Problem to solve: Lines with "appears" in the records below: say how many there are, and add nothing.

Dataset rows describing interfaces:
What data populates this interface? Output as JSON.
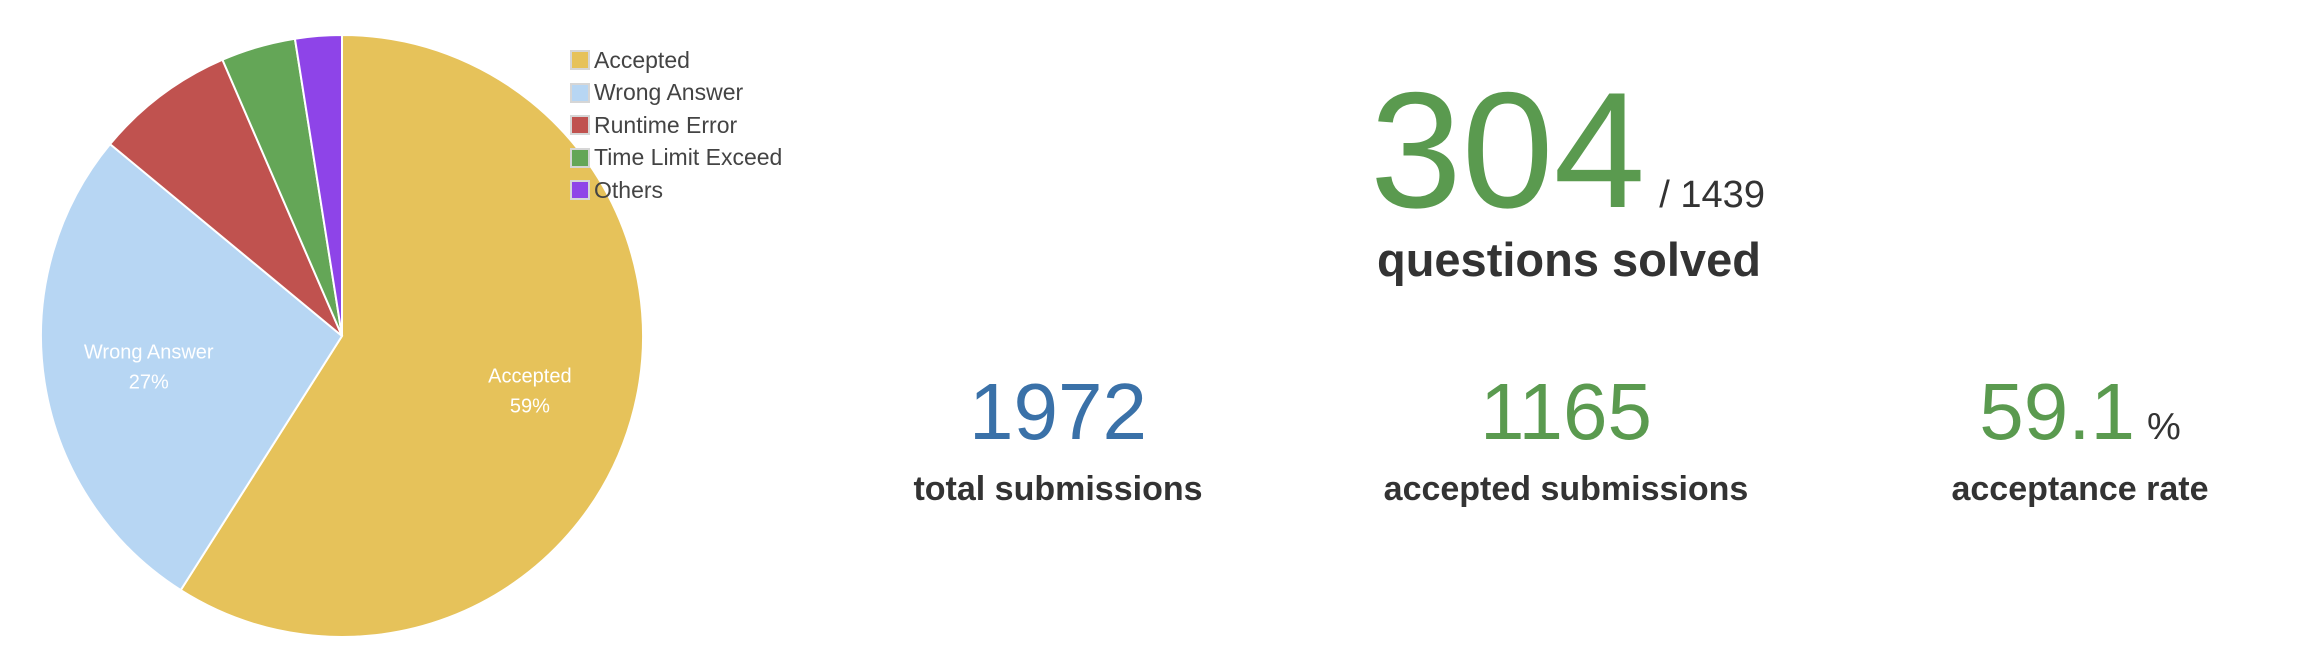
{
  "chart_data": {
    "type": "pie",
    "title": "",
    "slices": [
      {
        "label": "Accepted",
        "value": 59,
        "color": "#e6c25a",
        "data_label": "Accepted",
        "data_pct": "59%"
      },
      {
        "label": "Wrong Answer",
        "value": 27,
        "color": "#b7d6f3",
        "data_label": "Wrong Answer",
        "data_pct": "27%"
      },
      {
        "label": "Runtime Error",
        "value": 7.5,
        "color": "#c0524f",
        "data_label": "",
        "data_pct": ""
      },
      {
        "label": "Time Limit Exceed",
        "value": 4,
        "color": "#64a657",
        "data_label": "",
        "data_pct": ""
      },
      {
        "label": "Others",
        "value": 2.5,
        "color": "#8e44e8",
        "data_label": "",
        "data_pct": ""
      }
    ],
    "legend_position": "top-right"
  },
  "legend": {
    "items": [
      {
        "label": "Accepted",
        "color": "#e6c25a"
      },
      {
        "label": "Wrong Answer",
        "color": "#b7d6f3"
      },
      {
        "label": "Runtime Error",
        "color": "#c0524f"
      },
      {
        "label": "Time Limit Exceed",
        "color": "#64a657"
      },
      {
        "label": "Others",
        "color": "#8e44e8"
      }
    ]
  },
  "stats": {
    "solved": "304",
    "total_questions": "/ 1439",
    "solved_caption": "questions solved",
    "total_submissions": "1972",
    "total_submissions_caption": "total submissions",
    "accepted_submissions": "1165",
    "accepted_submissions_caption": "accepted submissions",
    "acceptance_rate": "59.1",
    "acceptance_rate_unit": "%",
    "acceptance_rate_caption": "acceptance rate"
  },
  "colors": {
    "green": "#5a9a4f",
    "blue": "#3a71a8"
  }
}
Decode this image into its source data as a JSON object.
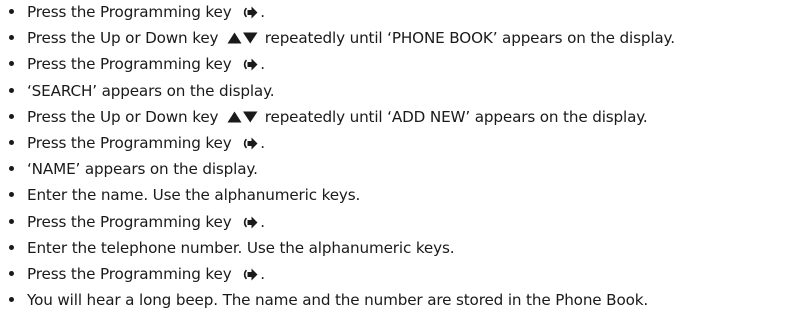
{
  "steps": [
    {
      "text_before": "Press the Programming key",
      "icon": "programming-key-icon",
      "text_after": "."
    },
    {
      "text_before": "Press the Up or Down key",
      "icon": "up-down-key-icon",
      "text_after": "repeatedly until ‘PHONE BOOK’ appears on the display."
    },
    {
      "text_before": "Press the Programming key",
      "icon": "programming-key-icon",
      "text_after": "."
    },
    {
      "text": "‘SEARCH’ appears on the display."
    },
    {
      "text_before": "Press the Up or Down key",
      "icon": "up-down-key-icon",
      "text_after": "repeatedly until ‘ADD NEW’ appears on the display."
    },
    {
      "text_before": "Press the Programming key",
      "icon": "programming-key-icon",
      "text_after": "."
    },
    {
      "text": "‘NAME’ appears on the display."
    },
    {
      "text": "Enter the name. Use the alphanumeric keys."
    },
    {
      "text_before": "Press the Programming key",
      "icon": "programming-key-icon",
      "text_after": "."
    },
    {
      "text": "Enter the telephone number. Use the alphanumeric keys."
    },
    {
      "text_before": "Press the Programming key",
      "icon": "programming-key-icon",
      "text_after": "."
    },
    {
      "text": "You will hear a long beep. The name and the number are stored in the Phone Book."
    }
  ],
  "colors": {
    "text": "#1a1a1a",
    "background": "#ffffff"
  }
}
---
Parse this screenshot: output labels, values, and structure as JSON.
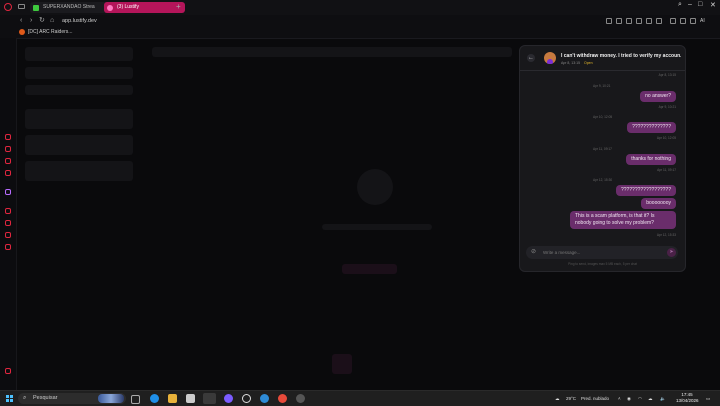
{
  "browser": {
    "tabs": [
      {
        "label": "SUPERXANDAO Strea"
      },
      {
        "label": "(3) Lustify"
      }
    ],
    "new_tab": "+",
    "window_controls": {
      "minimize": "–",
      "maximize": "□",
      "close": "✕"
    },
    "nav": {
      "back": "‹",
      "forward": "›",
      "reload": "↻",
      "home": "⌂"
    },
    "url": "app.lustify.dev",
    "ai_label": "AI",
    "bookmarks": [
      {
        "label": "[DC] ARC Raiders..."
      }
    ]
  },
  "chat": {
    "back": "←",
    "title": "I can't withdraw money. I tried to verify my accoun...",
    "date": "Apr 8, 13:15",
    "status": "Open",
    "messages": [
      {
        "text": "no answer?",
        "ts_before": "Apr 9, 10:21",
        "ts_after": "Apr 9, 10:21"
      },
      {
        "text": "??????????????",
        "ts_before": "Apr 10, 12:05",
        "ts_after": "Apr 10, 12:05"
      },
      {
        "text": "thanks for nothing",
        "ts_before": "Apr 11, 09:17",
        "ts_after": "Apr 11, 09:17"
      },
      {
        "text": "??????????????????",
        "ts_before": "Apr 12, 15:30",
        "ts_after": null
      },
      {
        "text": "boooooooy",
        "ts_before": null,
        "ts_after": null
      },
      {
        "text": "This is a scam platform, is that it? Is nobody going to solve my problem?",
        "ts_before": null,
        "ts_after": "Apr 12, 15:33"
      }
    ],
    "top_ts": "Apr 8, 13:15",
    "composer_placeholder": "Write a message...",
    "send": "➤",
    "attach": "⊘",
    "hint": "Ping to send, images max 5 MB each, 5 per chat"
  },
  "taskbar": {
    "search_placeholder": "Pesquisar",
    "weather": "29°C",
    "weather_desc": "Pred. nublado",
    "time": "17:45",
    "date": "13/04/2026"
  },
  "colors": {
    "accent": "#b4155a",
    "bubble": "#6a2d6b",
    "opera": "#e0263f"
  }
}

Output: 4